In the late 12th century the Ó Riadas gained control of lands belonging to the O’Donnegans, and an Ó Riada held the title of “King of Ara” (an area in Munster) for over three centuries. Records from the mid-1600s show clusters of Ó Riadas in counties Kerry, Limerick and Tipperary, and as far east as Waterford. Reidy is often claimed as a Scottish or Scotch-Irish name, and in fact, the Irish Ó Riadas are related to Carbri Riada who established kingdoms in ancient Ireland and Scotland.

Perhaps one of the most well known descendants of the Ó Riada clan is Irish composer Seán Ó Riada. Ó Riada, who was born John Reidy in 1931, reintroduced and revolutionized traditional Irish music by combining it with the classical tradition. Ó Riada’s formation of the traditional Irish band, Ceoltóirí Chualann, popularized Irish-language music. Ceoltóirí Chualann played in concert halls and attracted large crowds. It was one of the first modern popular Irish folk bands, and helped give rise to The Chieftains. Ó Riada has been credited with reintroducing the bódhran, which had not been widely used since the 16th century.

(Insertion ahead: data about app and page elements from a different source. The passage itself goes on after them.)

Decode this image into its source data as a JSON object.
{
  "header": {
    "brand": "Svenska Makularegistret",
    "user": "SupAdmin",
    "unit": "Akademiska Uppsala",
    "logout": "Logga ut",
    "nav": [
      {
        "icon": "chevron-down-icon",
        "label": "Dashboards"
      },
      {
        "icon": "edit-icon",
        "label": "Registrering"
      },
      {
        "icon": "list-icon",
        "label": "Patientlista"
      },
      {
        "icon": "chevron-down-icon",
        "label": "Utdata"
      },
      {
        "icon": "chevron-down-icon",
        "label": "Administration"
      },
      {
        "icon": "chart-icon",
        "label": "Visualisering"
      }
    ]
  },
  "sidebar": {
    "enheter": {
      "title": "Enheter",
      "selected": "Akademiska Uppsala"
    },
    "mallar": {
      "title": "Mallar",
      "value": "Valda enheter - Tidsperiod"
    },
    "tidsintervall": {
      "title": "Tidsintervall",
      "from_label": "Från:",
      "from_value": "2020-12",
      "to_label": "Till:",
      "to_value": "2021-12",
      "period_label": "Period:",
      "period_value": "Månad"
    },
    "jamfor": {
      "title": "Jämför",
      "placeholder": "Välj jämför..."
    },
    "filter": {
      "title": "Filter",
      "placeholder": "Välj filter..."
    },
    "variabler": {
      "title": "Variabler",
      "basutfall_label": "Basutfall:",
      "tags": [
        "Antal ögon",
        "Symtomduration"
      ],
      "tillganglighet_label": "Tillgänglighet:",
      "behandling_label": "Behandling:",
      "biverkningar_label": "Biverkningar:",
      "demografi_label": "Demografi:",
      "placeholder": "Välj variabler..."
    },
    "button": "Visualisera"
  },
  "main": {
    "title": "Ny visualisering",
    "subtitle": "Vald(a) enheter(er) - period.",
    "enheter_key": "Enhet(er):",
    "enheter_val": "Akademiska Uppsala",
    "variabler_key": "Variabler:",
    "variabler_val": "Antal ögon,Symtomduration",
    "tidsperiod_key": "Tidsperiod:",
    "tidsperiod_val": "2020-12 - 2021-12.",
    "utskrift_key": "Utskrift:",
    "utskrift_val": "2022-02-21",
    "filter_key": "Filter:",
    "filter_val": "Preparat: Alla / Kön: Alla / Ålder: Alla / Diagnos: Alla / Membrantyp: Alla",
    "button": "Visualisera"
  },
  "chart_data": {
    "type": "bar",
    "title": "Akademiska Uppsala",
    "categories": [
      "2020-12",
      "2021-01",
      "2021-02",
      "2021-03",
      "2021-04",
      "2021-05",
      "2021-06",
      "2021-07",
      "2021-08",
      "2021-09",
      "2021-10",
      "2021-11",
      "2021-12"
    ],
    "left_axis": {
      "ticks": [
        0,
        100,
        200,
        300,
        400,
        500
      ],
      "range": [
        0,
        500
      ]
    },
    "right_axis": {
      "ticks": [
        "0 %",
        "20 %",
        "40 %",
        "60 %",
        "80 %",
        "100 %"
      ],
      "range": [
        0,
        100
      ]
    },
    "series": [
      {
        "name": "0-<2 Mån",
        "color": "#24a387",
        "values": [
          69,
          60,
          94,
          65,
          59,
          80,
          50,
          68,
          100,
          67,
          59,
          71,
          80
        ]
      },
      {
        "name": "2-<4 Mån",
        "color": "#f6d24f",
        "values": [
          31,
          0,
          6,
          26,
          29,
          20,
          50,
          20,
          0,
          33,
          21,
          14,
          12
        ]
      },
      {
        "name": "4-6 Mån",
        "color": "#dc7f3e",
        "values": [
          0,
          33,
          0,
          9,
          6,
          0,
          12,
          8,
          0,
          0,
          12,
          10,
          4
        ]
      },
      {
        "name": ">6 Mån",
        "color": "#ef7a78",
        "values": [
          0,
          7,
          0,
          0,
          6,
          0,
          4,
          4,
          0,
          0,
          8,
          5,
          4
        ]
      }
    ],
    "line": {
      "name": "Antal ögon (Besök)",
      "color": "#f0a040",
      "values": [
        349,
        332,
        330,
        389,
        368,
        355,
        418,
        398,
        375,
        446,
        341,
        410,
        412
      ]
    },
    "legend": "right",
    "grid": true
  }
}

Source: Maeve Molly, Irish America Contributor, December / January 2008